Website and app data records:

----

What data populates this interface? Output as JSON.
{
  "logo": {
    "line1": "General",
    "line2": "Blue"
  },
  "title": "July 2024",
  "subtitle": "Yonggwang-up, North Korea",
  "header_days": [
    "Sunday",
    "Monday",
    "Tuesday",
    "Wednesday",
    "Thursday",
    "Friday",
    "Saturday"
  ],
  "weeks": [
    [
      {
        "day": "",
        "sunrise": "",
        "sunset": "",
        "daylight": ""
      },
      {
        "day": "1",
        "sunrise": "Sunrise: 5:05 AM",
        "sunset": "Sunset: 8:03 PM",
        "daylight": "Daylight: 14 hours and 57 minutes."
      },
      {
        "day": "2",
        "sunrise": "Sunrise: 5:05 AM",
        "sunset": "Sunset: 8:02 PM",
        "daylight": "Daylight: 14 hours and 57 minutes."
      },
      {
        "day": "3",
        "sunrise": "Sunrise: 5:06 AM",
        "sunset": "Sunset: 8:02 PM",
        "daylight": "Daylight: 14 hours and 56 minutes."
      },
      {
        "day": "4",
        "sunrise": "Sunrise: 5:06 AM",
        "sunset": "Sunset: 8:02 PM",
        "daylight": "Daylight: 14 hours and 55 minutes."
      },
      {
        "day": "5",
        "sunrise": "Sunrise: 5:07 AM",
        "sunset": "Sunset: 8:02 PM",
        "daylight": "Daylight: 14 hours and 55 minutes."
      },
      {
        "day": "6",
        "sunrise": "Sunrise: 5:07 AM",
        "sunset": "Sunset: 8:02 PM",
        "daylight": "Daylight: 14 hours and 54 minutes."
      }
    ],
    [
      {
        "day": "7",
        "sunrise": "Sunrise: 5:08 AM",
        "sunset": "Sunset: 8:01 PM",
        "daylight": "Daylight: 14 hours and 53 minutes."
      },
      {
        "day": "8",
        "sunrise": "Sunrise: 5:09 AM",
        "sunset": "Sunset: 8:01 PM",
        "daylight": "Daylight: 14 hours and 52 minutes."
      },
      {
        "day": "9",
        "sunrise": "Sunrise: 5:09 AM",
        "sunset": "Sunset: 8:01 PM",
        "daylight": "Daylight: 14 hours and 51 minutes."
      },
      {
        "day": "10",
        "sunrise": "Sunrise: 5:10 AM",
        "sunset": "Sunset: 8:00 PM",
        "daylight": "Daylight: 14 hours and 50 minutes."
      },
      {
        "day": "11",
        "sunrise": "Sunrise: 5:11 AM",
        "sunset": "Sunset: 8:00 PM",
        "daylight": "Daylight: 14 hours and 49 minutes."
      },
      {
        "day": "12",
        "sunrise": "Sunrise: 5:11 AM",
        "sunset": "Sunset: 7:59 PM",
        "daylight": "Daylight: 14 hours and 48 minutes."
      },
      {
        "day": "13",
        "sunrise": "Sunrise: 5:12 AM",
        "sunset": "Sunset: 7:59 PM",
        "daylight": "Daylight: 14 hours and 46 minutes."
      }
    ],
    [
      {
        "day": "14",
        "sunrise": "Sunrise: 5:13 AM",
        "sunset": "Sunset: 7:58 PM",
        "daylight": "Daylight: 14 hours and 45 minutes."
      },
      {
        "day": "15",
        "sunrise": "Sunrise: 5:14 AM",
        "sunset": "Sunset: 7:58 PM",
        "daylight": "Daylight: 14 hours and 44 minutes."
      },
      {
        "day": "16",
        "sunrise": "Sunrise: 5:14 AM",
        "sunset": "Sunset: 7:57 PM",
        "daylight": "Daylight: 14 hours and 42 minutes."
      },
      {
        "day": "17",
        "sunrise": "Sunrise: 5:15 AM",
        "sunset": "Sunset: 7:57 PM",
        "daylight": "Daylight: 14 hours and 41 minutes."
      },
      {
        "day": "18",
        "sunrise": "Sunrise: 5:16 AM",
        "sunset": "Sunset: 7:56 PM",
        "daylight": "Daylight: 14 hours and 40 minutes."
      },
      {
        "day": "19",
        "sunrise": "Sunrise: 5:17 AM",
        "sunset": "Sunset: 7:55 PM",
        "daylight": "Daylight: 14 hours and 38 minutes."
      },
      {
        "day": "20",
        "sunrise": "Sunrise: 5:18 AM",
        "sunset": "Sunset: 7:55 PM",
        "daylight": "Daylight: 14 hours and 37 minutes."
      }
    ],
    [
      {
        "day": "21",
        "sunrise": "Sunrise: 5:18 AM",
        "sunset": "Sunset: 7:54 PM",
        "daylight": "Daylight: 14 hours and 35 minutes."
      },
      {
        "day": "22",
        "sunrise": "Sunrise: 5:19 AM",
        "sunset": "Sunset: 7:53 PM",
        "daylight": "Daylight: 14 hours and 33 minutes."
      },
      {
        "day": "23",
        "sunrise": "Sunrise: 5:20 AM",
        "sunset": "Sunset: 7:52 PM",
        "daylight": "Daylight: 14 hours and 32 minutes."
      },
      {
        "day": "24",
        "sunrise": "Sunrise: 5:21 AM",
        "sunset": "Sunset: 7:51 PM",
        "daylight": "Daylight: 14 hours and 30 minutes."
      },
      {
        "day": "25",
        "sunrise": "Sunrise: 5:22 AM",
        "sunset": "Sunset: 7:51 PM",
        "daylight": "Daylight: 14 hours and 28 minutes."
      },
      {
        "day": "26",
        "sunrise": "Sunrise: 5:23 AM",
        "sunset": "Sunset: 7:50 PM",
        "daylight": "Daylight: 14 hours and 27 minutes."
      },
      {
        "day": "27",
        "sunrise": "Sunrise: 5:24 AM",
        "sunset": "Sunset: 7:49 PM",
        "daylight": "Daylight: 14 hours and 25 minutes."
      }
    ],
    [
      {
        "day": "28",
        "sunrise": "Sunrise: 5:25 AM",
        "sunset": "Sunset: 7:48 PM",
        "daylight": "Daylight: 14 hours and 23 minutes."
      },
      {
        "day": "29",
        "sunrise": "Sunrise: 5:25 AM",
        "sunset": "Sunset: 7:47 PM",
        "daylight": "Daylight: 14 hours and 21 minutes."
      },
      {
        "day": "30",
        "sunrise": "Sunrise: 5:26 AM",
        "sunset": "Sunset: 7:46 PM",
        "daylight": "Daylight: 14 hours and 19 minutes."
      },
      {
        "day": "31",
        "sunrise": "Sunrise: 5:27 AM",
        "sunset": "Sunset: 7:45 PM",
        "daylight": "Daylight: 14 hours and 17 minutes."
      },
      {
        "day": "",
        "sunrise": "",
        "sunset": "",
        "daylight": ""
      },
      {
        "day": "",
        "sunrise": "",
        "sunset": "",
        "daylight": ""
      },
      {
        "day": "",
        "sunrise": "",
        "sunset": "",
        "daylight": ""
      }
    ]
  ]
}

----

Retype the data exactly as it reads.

> [WRITTEN RESPONSE]:
What data populates this interface? Output as JSON.
{
  "logo": {
    "line1": "General",
    "line2": "Blue"
  },
  "title": "July 2024",
  "subtitle": "Yonggwang-up, North Korea",
  "header_days": [
    "Sunday",
    "Monday",
    "Tuesday",
    "Wednesday",
    "Thursday",
    "Friday",
    "Saturday"
  ],
  "weeks": [
    [
      {
        "day": "",
        "sunrise": "",
        "sunset": "",
        "daylight": ""
      },
      {
        "day": "1",
        "sunrise": "Sunrise: 5:05 AM",
        "sunset": "Sunset: 8:03 PM",
        "daylight": "Daylight: 14 hours and 57 minutes."
      },
      {
        "day": "2",
        "sunrise": "Sunrise: 5:05 AM",
        "sunset": "Sunset: 8:02 PM",
        "daylight": "Daylight: 14 hours and 57 minutes."
      },
      {
        "day": "3",
        "sunrise": "Sunrise: 5:06 AM",
        "sunset": "Sunset: 8:02 PM",
        "daylight": "Daylight: 14 hours and 56 minutes."
      },
      {
        "day": "4",
        "sunrise": "Sunrise: 5:06 AM",
        "sunset": "Sunset: 8:02 PM",
        "daylight": "Daylight: 14 hours and 55 minutes."
      },
      {
        "day": "5",
        "sunrise": "Sunrise: 5:07 AM",
        "sunset": "Sunset: 8:02 PM",
        "daylight": "Daylight: 14 hours and 55 minutes."
      },
      {
        "day": "6",
        "sunrise": "Sunrise: 5:07 AM",
        "sunset": "Sunset: 8:02 PM",
        "daylight": "Daylight: 14 hours and 54 minutes."
      }
    ],
    [
      {
        "day": "7",
        "sunrise": "Sunrise: 5:08 AM",
        "sunset": "Sunset: 8:01 PM",
        "daylight": "Daylight: 14 hours and 53 minutes."
      },
      {
        "day": "8",
        "sunrise": "Sunrise: 5:09 AM",
        "sunset": "Sunset: 8:01 PM",
        "daylight": "Daylight: 14 hours and 52 minutes."
      },
      {
        "day": "9",
        "sunrise": "Sunrise: 5:09 AM",
        "sunset": "Sunset: 8:01 PM",
        "daylight": "Daylight: 14 hours and 51 minutes."
      },
      {
        "day": "10",
        "sunrise": "Sunrise: 5:10 AM",
        "sunset": "Sunset: 8:00 PM",
        "daylight": "Daylight: 14 hours and 50 minutes."
      },
      {
        "day": "11",
        "sunrise": "Sunrise: 5:11 AM",
        "sunset": "Sunset: 8:00 PM",
        "daylight": "Daylight: 14 hours and 49 minutes."
      },
      {
        "day": "12",
        "sunrise": "Sunrise: 5:11 AM",
        "sunset": "Sunset: 7:59 PM",
        "daylight": "Daylight: 14 hours and 48 minutes."
      },
      {
        "day": "13",
        "sunrise": "Sunrise: 5:12 AM",
        "sunset": "Sunset: 7:59 PM",
        "daylight": "Daylight: 14 hours and 46 minutes."
      }
    ],
    [
      {
        "day": "14",
        "sunrise": "Sunrise: 5:13 AM",
        "sunset": "Sunset: 7:58 PM",
        "daylight": "Daylight: 14 hours and 45 minutes."
      },
      {
        "day": "15",
        "sunrise": "Sunrise: 5:14 AM",
        "sunset": "Sunset: 7:58 PM",
        "daylight": "Daylight: 14 hours and 44 minutes."
      },
      {
        "day": "16",
        "sunrise": "Sunrise: 5:14 AM",
        "sunset": "Sunset: 7:57 PM",
        "daylight": "Daylight: 14 hours and 42 minutes."
      },
      {
        "day": "17",
        "sunrise": "Sunrise: 5:15 AM",
        "sunset": "Sunset: 7:57 PM",
        "daylight": "Daylight: 14 hours and 41 minutes."
      },
      {
        "day": "18",
        "sunrise": "Sunrise: 5:16 AM",
        "sunset": "Sunset: 7:56 PM",
        "daylight": "Daylight: 14 hours and 40 minutes."
      },
      {
        "day": "19",
        "sunrise": "Sunrise: 5:17 AM",
        "sunset": "Sunset: 7:55 PM",
        "daylight": "Daylight: 14 hours and 38 minutes."
      },
      {
        "day": "20",
        "sunrise": "Sunrise: 5:18 AM",
        "sunset": "Sunset: 7:55 PM",
        "daylight": "Daylight: 14 hours and 37 minutes."
      }
    ],
    [
      {
        "day": "21",
        "sunrise": "Sunrise: 5:18 AM",
        "sunset": "Sunset: 7:54 PM",
        "daylight": "Daylight: 14 hours and 35 minutes."
      },
      {
        "day": "22",
        "sunrise": "Sunrise: 5:19 AM",
        "sunset": "Sunset: 7:53 PM",
        "daylight": "Daylight: 14 hours and 33 minutes."
      },
      {
        "day": "23",
        "sunrise": "Sunrise: 5:20 AM",
        "sunset": "Sunset: 7:52 PM",
        "daylight": "Daylight: 14 hours and 32 minutes."
      },
      {
        "day": "24",
        "sunrise": "Sunrise: 5:21 AM",
        "sunset": "Sunset: 7:51 PM",
        "daylight": "Daylight: 14 hours and 30 minutes."
      },
      {
        "day": "25",
        "sunrise": "Sunrise: 5:22 AM",
        "sunset": "Sunset: 7:51 PM",
        "daylight": "Daylight: 14 hours and 28 minutes."
      },
      {
        "day": "26",
        "sunrise": "Sunrise: 5:23 AM",
        "sunset": "Sunset: 7:50 PM",
        "daylight": "Daylight: 14 hours and 27 minutes."
      },
      {
        "day": "27",
        "sunrise": "Sunrise: 5:24 AM",
        "sunset": "Sunset: 7:49 PM",
        "daylight": "Daylight: 14 hours and 25 minutes."
      }
    ],
    [
      {
        "day": "28",
        "sunrise": "Sunrise: 5:25 AM",
        "sunset": "Sunset: 7:48 PM",
        "daylight": "Daylight: 14 hours and 23 minutes."
      },
      {
        "day": "29",
        "sunrise": "Sunrise: 5:25 AM",
        "sunset": "Sunset: 7:47 PM",
        "daylight": "Daylight: 14 hours and 21 minutes."
      },
      {
        "day": "30",
        "sunrise": "Sunrise: 5:26 AM",
        "sunset": "Sunset: 7:46 PM",
        "daylight": "Daylight: 14 hours and 19 minutes."
      },
      {
        "day": "31",
        "sunrise": "Sunrise: 5:27 AM",
        "sunset": "Sunset: 7:45 PM",
        "daylight": "Daylight: 14 hours and 17 minutes."
      },
      {
        "day": "",
        "sunrise": "",
        "sunset": "",
        "daylight": ""
      },
      {
        "day": "",
        "sunrise": "",
        "sunset": "",
        "daylight": ""
      },
      {
        "day": "",
        "sunrise": "",
        "sunset": "",
        "daylight": ""
      }
    ]
  ]
}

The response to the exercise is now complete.